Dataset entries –
___

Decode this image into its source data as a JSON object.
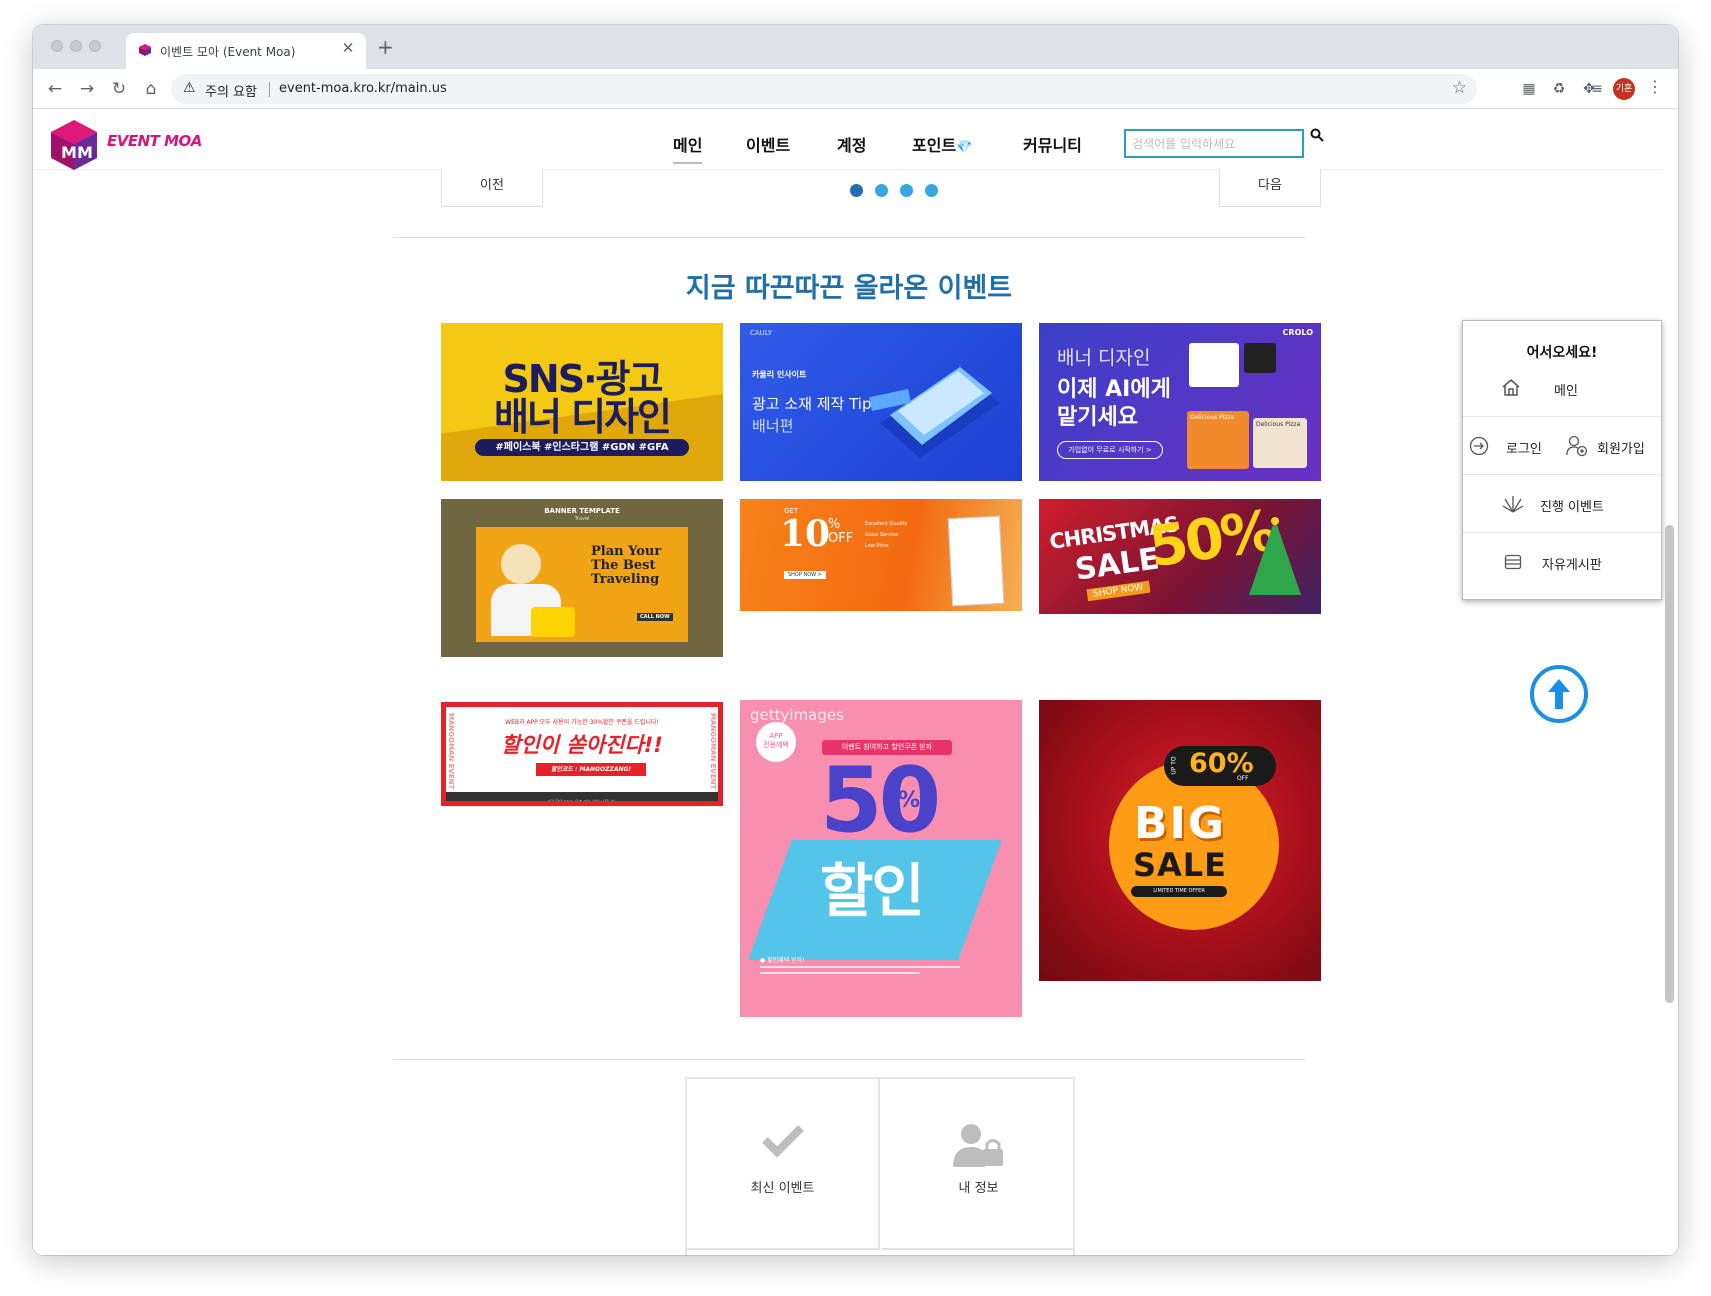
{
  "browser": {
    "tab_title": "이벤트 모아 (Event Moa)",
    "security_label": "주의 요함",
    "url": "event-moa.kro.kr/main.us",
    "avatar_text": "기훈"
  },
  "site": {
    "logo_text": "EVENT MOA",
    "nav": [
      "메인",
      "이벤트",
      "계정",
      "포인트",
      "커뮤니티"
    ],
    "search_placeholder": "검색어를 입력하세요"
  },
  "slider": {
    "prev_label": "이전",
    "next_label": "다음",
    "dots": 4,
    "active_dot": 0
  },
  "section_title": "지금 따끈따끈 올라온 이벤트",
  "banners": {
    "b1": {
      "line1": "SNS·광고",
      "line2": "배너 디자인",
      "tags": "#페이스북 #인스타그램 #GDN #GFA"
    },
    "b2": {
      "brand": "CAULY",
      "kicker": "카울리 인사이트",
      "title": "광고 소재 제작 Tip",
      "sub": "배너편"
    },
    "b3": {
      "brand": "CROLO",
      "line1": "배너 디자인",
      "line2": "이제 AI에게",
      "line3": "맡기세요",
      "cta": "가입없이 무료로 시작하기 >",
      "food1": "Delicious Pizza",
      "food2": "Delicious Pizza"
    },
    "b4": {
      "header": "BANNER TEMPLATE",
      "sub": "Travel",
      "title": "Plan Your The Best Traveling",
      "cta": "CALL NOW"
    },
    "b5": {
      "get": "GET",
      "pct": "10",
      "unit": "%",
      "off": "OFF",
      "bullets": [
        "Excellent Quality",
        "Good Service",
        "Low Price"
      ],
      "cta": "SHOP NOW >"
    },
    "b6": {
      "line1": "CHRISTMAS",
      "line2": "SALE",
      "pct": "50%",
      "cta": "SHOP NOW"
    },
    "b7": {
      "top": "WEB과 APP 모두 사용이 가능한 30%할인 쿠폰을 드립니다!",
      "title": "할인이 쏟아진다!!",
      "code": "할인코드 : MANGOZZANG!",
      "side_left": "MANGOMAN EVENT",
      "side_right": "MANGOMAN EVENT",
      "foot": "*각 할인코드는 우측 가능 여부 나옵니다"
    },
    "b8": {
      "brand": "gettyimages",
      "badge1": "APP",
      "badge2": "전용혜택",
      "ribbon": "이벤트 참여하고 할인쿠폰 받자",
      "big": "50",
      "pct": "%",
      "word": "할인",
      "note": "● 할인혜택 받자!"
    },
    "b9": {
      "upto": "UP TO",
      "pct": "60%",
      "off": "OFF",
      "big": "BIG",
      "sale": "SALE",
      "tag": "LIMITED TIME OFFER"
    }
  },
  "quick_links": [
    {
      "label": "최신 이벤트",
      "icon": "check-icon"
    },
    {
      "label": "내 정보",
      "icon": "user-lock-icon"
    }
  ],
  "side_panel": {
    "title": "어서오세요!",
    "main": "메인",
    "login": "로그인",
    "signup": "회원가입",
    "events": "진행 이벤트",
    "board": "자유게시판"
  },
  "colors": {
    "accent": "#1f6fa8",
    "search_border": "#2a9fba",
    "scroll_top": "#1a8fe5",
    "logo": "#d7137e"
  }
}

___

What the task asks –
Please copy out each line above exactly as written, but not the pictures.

Solution for this problem –
Decode this image into its source data as a JSON object.
{
  "browser": {
    "tab_title": "이벤트 모아 (Event Moa)",
    "security_label": "주의 요함",
    "url": "event-moa.kro.kr/main.us",
    "avatar_text": "기훈"
  },
  "site": {
    "logo_text": "EVENT MOA",
    "nav": [
      "메인",
      "이벤트",
      "계정",
      "포인트",
      "커뮤니티"
    ],
    "search_placeholder": "검색어를 입력하세요"
  },
  "slider": {
    "prev_label": "이전",
    "next_label": "다음",
    "dots": 4,
    "active_dot": 0
  },
  "section_title": "지금 따끈따끈 올라온 이벤트",
  "banners": {
    "b1": {
      "line1": "SNS·광고",
      "line2": "배너 디자인",
      "tags": "#페이스북 #인스타그램 #GDN #GFA"
    },
    "b2": {
      "brand": "CAULY",
      "kicker": "카울리 인사이트",
      "title": "광고 소재 제작 Tip",
      "sub": "배너편"
    },
    "b3": {
      "brand": "CROLO",
      "line1": "배너 디자인",
      "line2": "이제 AI에게",
      "line3": "맡기세요",
      "cta": "가입없이 무료로 시작하기 >",
      "food1": "Delicious Pizza",
      "food2": "Delicious Pizza"
    },
    "b4": {
      "header": "BANNER TEMPLATE",
      "sub": "Travel",
      "title": "Plan Your The Best Traveling",
      "cta": "CALL NOW"
    },
    "b5": {
      "get": "GET",
      "pct": "10",
      "unit": "%",
      "off": "OFF",
      "bullets": [
        "Excellent Quality",
        "Good Service",
        "Low Price"
      ],
      "cta": "SHOP NOW >"
    },
    "b6": {
      "line1": "CHRISTMAS",
      "line2": "SALE",
      "pct": "50%",
      "cta": "SHOP NOW"
    },
    "b7": {
      "top": "WEB과 APP 모두 사용이 가능한 30%할인 쿠폰을 드립니다!",
      "title": "할인이 쏟아진다!!",
      "code": "할인코드 : MANGOZZANG!",
      "side_left": "MANGOMAN EVENT",
      "side_right": "MANGOMAN EVENT",
      "foot": "*각 할인코드는 우측 가능 여부 나옵니다"
    },
    "b8": {
      "brand": "gettyimages",
      "badge1": "APP",
      "badge2": "전용혜택",
      "ribbon": "이벤트 참여하고 할인쿠폰 받자",
      "big": "50",
      "pct": "%",
      "word": "할인",
      "note": "● 할인혜택 받자!"
    },
    "b9": {
      "upto": "UP TO",
      "pct": "60%",
      "off": "OFF",
      "big": "BIG",
      "sale": "SALE",
      "tag": "LIMITED TIME OFFER"
    }
  },
  "quick_links": [
    {
      "label": "최신 이벤트",
      "icon": "check-icon"
    },
    {
      "label": "내 정보",
      "icon": "user-lock-icon"
    }
  ],
  "side_panel": {
    "title": "어서오세요!",
    "main": "메인",
    "login": "로그인",
    "signup": "회원가입",
    "events": "진행 이벤트",
    "board": "자유게시판"
  },
  "colors": {
    "accent": "#1f6fa8",
    "search_border": "#2a9fba",
    "scroll_top": "#1a8fe5",
    "logo": "#d7137e"
  }
}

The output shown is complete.